» **What to produce**
The answer must be a single number: the count of lines below that contain the string "MONTH".

» **Task inputs**

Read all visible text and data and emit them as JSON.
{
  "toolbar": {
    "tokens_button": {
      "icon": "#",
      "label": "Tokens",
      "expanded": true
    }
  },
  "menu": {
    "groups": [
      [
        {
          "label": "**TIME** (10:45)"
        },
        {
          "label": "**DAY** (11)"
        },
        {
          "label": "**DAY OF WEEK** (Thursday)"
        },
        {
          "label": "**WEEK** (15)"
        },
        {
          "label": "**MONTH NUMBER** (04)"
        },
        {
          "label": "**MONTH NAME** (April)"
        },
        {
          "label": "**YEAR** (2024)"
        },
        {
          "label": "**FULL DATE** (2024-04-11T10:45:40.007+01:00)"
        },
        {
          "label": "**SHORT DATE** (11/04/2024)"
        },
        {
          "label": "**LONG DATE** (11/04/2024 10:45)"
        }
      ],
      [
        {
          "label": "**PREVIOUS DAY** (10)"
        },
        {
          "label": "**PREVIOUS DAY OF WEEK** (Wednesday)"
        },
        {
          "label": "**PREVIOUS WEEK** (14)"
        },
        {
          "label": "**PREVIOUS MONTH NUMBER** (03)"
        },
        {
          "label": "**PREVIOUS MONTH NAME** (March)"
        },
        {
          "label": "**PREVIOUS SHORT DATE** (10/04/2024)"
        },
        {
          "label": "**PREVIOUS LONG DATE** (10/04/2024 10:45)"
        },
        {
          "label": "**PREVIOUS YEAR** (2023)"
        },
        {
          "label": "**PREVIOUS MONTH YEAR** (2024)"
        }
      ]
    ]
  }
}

» **Solved problem**
5